## [What is being asked]
Find and copy each line in the material below where the string "placeholder" occurs.
******************************
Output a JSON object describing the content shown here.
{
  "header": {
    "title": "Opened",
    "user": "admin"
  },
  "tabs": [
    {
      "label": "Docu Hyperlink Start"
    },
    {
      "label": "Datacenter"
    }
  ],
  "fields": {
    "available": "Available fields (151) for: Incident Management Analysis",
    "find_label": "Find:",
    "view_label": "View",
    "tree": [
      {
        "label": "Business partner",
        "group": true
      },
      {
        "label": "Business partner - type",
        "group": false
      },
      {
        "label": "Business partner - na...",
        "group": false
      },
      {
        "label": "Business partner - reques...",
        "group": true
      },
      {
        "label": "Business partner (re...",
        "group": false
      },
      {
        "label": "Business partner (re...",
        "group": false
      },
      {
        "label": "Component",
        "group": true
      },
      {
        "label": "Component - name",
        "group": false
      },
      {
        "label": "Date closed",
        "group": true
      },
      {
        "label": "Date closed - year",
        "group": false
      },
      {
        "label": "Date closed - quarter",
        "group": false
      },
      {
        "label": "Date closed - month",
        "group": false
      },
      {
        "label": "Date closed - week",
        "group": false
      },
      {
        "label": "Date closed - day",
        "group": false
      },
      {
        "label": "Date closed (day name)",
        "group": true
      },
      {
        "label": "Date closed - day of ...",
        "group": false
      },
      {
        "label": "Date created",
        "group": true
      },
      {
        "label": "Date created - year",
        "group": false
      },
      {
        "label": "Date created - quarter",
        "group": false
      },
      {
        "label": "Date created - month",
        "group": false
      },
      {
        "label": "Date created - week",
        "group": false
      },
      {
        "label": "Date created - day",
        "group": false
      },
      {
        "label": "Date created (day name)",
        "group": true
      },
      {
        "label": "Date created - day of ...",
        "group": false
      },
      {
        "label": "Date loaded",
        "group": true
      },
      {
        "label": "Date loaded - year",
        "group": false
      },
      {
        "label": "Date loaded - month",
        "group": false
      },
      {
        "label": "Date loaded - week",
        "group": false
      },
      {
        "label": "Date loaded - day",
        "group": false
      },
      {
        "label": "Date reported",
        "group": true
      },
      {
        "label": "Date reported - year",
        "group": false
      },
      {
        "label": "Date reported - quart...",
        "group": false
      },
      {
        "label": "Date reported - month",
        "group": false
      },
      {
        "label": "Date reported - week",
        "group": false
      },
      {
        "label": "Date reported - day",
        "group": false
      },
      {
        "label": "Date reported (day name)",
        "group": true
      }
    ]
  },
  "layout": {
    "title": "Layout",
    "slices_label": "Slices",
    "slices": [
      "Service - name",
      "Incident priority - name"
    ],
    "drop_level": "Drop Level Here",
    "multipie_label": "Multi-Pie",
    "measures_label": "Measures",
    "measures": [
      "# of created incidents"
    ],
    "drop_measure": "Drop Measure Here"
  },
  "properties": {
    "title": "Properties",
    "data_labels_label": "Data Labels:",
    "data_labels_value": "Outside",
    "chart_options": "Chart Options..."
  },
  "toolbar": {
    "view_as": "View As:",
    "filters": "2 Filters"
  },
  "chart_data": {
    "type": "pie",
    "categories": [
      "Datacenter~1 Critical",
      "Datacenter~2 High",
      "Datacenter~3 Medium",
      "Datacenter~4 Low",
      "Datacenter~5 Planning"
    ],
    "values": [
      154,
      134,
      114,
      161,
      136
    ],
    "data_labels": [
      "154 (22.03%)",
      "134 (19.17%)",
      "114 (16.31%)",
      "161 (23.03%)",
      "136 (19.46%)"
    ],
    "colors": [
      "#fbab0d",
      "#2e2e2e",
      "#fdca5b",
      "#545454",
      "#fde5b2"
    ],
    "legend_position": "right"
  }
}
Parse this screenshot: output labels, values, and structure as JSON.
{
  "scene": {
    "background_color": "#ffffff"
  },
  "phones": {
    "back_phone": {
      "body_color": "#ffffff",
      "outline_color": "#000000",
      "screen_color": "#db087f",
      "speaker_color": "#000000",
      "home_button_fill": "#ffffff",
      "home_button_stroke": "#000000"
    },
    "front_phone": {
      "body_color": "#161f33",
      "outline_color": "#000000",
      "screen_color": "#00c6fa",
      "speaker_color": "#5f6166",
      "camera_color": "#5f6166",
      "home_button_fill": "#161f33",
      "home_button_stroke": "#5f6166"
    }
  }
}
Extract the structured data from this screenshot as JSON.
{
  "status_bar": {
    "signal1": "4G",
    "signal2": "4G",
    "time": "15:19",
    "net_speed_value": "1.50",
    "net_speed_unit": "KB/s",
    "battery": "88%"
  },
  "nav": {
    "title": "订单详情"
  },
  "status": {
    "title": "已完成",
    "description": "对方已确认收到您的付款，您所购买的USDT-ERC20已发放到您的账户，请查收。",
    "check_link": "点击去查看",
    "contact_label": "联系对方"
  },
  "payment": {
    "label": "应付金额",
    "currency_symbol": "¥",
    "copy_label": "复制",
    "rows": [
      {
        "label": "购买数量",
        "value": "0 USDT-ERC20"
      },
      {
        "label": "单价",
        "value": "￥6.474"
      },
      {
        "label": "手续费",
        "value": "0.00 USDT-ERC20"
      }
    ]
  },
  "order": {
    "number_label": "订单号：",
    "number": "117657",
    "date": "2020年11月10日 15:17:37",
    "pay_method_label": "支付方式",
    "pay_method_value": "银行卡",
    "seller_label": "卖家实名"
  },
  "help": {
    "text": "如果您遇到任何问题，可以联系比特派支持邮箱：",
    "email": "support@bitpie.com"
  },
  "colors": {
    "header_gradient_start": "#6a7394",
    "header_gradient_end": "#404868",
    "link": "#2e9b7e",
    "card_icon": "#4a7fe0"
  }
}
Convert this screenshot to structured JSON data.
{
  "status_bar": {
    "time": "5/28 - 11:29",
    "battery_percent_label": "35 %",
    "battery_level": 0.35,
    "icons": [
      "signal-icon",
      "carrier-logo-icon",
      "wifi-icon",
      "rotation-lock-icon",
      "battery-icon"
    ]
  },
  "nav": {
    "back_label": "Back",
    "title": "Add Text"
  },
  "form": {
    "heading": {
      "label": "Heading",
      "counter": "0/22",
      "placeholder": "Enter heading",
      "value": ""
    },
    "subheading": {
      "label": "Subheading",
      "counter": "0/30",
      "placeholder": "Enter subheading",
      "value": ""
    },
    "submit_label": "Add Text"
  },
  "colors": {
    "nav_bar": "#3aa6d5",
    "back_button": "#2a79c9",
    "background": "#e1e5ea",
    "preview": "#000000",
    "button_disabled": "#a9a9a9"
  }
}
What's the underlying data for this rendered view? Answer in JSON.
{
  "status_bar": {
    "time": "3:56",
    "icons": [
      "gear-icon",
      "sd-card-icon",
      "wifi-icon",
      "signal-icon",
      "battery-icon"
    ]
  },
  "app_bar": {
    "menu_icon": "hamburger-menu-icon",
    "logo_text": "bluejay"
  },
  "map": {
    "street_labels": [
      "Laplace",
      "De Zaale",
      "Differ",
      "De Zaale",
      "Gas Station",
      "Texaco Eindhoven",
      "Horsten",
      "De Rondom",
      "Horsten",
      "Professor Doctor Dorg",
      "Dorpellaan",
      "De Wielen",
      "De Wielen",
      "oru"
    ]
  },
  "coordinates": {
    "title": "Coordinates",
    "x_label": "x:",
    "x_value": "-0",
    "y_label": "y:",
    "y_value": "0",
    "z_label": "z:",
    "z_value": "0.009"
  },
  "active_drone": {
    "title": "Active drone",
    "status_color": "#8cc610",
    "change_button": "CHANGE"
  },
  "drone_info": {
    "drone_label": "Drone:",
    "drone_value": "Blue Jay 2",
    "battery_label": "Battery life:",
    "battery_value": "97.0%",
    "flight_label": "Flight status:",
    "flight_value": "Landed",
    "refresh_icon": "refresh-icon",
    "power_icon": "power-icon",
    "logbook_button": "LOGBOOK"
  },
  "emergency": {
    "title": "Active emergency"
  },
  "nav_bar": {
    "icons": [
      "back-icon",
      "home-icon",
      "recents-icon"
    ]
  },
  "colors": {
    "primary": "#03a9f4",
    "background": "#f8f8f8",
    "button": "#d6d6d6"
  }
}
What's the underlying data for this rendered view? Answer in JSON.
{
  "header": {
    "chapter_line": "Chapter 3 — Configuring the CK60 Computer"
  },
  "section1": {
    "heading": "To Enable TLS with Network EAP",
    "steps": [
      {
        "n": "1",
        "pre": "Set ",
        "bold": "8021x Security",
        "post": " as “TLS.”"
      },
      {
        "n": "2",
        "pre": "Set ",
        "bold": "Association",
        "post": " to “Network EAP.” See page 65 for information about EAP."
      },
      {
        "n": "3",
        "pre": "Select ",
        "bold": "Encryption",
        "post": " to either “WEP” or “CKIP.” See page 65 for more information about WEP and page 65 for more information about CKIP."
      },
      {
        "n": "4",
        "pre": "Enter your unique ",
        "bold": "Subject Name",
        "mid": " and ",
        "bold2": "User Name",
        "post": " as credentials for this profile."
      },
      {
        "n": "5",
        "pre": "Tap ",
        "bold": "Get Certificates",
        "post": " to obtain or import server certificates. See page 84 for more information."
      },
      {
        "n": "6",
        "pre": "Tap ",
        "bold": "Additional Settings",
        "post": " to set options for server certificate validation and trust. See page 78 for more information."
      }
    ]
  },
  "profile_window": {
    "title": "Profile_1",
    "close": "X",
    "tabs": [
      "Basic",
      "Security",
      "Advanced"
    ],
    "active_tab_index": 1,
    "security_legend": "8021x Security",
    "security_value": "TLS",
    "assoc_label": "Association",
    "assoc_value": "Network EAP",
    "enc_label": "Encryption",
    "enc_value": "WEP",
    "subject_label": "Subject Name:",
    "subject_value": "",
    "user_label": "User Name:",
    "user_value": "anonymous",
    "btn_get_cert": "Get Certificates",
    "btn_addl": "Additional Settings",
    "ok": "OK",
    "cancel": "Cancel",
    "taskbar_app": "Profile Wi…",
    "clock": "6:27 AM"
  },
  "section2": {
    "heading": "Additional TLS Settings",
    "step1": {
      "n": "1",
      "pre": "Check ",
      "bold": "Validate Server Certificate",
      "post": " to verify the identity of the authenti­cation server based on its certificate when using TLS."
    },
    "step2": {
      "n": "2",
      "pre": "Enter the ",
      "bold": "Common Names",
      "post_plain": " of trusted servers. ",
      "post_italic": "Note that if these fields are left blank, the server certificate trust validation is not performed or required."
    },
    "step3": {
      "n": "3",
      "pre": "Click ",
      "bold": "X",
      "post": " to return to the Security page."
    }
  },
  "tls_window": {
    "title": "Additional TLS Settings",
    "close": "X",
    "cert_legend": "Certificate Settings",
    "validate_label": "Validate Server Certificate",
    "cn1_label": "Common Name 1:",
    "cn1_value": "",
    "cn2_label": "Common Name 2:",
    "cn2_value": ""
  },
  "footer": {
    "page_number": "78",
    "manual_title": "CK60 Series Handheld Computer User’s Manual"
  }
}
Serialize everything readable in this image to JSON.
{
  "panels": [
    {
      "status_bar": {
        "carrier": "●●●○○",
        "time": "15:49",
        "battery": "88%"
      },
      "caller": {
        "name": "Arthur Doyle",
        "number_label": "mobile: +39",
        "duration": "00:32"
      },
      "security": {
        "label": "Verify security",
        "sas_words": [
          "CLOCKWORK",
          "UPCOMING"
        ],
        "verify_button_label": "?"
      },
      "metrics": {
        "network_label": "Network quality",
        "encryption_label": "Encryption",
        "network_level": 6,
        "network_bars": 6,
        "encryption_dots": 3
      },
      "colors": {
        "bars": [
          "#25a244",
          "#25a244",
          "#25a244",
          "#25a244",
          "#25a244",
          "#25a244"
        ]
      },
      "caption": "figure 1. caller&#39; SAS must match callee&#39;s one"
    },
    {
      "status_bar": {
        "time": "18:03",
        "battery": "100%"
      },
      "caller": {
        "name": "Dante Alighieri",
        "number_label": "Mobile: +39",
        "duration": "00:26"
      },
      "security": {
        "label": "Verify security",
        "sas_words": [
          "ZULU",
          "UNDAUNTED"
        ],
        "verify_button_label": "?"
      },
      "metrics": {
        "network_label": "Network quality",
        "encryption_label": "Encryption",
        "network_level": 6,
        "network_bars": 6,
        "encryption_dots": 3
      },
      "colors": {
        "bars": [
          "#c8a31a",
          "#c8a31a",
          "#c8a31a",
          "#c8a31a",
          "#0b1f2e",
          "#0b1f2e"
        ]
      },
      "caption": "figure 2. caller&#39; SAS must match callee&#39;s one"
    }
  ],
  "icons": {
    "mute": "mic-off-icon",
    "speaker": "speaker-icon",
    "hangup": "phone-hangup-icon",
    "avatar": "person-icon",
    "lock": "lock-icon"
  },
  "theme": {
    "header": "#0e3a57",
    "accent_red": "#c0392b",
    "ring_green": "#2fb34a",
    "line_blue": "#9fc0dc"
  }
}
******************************
## [Result below]
      "placeholder": "Enter heading",
      "placeholder": "Enter subheading",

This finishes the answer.